Materials may include composite returns of similar works selected by Masterworks based on public auction sales data. The data is used for comparative modeling purposes only. Each painting is unique and historical performance of the similar works is not a direct proxy for performance of the specific painting or the shares.

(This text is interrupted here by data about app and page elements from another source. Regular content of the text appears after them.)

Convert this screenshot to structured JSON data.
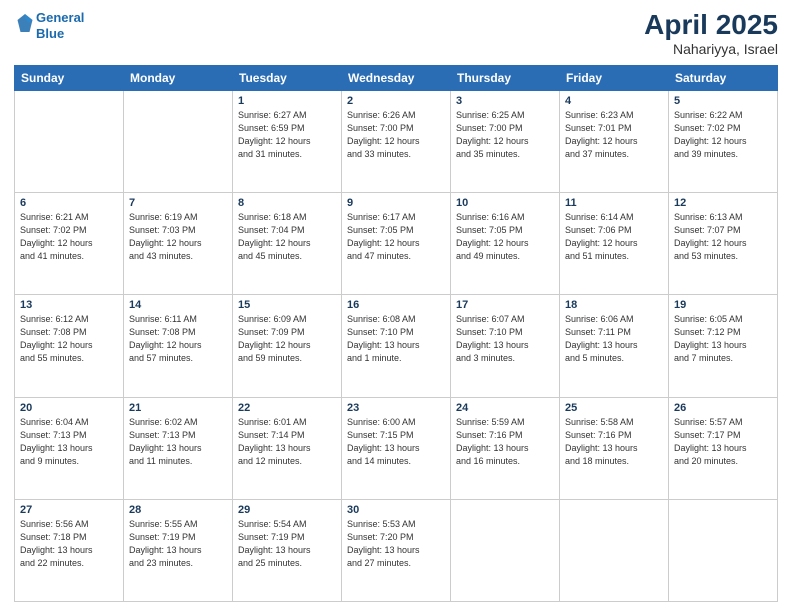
{
  "header": {
    "logo_line1": "General",
    "logo_line2": "Blue",
    "month": "April 2025",
    "location": "Nahariyya, Israel"
  },
  "weekdays": [
    "Sunday",
    "Monday",
    "Tuesday",
    "Wednesday",
    "Thursday",
    "Friday",
    "Saturday"
  ],
  "weeks": [
    [
      {
        "day": "",
        "info": ""
      },
      {
        "day": "",
        "info": ""
      },
      {
        "day": "1",
        "info": "Sunrise: 6:27 AM\nSunset: 6:59 PM\nDaylight: 12 hours\nand 31 minutes."
      },
      {
        "day": "2",
        "info": "Sunrise: 6:26 AM\nSunset: 7:00 PM\nDaylight: 12 hours\nand 33 minutes."
      },
      {
        "day": "3",
        "info": "Sunrise: 6:25 AM\nSunset: 7:00 PM\nDaylight: 12 hours\nand 35 minutes."
      },
      {
        "day": "4",
        "info": "Sunrise: 6:23 AM\nSunset: 7:01 PM\nDaylight: 12 hours\nand 37 minutes."
      },
      {
        "day": "5",
        "info": "Sunrise: 6:22 AM\nSunset: 7:02 PM\nDaylight: 12 hours\nand 39 minutes."
      }
    ],
    [
      {
        "day": "6",
        "info": "Sunrise: 6:21 AM\nSunset: 7:02 PM\nDaylight: 12 hours\nand 41 minutes."
      },
      {
        "day": "7",
        "info": "Sunrise: 6:19 AM\nSunset: 7:03 PM\nDaylight: 12 hours\nand 43 minutes."
      },
      {
        "day": "8",
        "info": "Sunrise: 6:18 AM\nSunset: 7:04 PM\nDaylight: 12 hours\nand 45 minutes."
      },
      {
        "day": "9",
        "info": "Sunrise: 6:17 AM\nSunset: 7:05 PM\nDaylight: 12 hours\nand 47 minutes."
      },
      {
        "day": "10",
        "info": "Sunrise: 6:16 AM\nSunset: 7:05 PM\nDaylight: 12 hours\nand 49 minutes."
      },
      {
        "day": "11",
        "info": "Sunrise: 6:14 AM\nSunset: 7:06 PM\nDaylight: 12 hours\nand 51 minutes."
      },
      {
        "day": "12",
        "info": "Sunrise: 6:13 AM\nSunset: 7:07 PM\nDaylight: 12 hours\nand 53 minutes."
      }
    ],
    [
      {
        "day": "13",
        "info": "Sunrise: 6:12 AM\nSunset: 7:08 PM\nDaylight: 12 hours\nand 55 minutes."
      },
      {
        "day": "14",
        "info": "Sunrise: 6:11 AM\nSunset: 7:08 PM\nDaylight: 12 hours\nand 57 minutes."
      },
      {
        "day": "15",
        "info": "Sunrise: 6:09 AM\nSunset: 7:09 PM\nDaylight: 12 hours\nand 59 minutes."
      },
      {
        "day": "16",
        "info": "Sunrise: 6:08 AM\nSunset: 7:10 PM\nDaylight: 13 hours\nand 1 minute."
      },
      {
        "day": "17",
        "info": "Sunrise: 6:07 AM\nSunset: 7:10 PM\nDaylight: 13 hours\nand 3 minutes."
      },
      {
        "day": "18",
        "info": "Sunrise: 6:06 AM\nSunset: 7:11 PM\nDaylight: 13 hours\nand 5 minutes."
      },
      {
        "day": "19",
        "info": "Sunrise: 6:05 AM\nSunset: 7:12 PM\nDaylight: 13 hours\nand 7 minutes."
      }
    ],
    [
      {
        "day": "20",
        "info": "Sunrise: 6:04 AM\nSunset: 7:13 PM\nDaylight: 13 hours\nand 9 minutes."
      },
      {
        "day": "21",
        "info": "Sunrise: 6:02 AM\nSunset: 7:13 PM\nDaylight: 13 hours\nand 11 minutes."
      },
      {
        "day": "22",
        "info": "Sunrise: 6:01 AM\nSunset: 7:14 PM\nDaylight: 13 hours\nand 12 minutes."
      },
      {
        "day": "23",
        "info": "Sunrise: 6:00 AM\nSunset: 7:15 PM\nDaylight: 13 hours\nand 14 minutes."
      },
      {
        "day": "24",
        "info": "Sunrise: 5:59 AM\nSunset: 7:16 PM\nDaylight: 13 hours\nand 16 minutes."
      },
      {
        "day": "25",
        "info": "Sunrise: 5:58 AM\nSunset: 7:16 PM\nDaylight: 13 hours\nand 18 minutes."
      },
      {
        "day": "26",
        "info": "Sunrise: 5:57 AM\nSunset: 7:17 PM\nDaylight: 13 hours\nand 20 minutes."
      }
    ],
    [
      {
        "day": "27",
        "info": "Sunrise: 5:56 AM\nSunset: 7:18 PM\nDaylight: 13 hours\nand 22 minutes."
      },
      {
        "day": "28",
        "info": "Sunrise: 5:55 AM\nSunset: 7:19 PM\nDaylight: 13 hours\nand 23 minutes."
      },
      {
        "day": "29",
        "info": "Sunrise: 5:54 AM\nSunset: 7:19 PM\nDaylight: 13 hours\nand 25 minutes."
      },
      {
        "day": "30",
        "info": "Sunrise: 5:53 AM\nSunset: 7:20 PM\nDaylight: 13 hours\nand 27 minutes."
      },
      {
        "day": "",
        "info": ""
      },
      {
        "day": "",
        "info": ""
      },
      {
        "day": "",
        "info": ""
      }
    ]
  ]
}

There is no current market for the shares and performance of the shares will reflect costs and fees described in our confidential private placement memorandum.  Past performance may not be indicative of future performance. 

In these materials we may present comparisons of Artwork to other asset classes, however any such comparison is of limited value due to the fact that there are significant differences between these asset classes.  Artwork is held exclusively for capital appreciation, similar to Gold and most private equity investments.  By contrast, U.S. T-Bills and U.S. Government Bonds are held primarily for current yield, though their value changes with changes in prevailing market interest rates.  The S&P 500, which represents a collection of stocks, Hedge Funds and Real Estate are typically held for a combination of current dividend yield and capital appreciation.  Oil is a commodity that is traded by speculators and end users.  Stocks, U.S. Government Bonds, U.S. T Bills, Oil and Gold are highly liquid and valuation is driven by price discovery through continuous trading among large and diverse pools of capital.  Artwork, Real Estate, investments in Hedge Funds and Private Equity, all represent unique opportunities and are typically relatively illiquid.  These types of investments are therefore more difficult to value and price than assets that trade regularly.  In addition, the costs of art ownership and buying and selling artwork may differ materially from ownership and transactional costs associated with investing in the other asset categories presented in the table. 

Masterworks is not registered, licensed, or supervised as a broker dealer or investment adviser by the SEC, the Financial Industry Regulatory Authority (FINRA), or any other financial regulatory authority or licensed to provide any financial advice or services. Certain equity owners of Masterworks operate in their capacity as a “principal” to Masterworks platform transactions pursuant to SEC Rule 3a4-1. 

The value of investments may go down as well as up.

Past performance is not indicative of future results.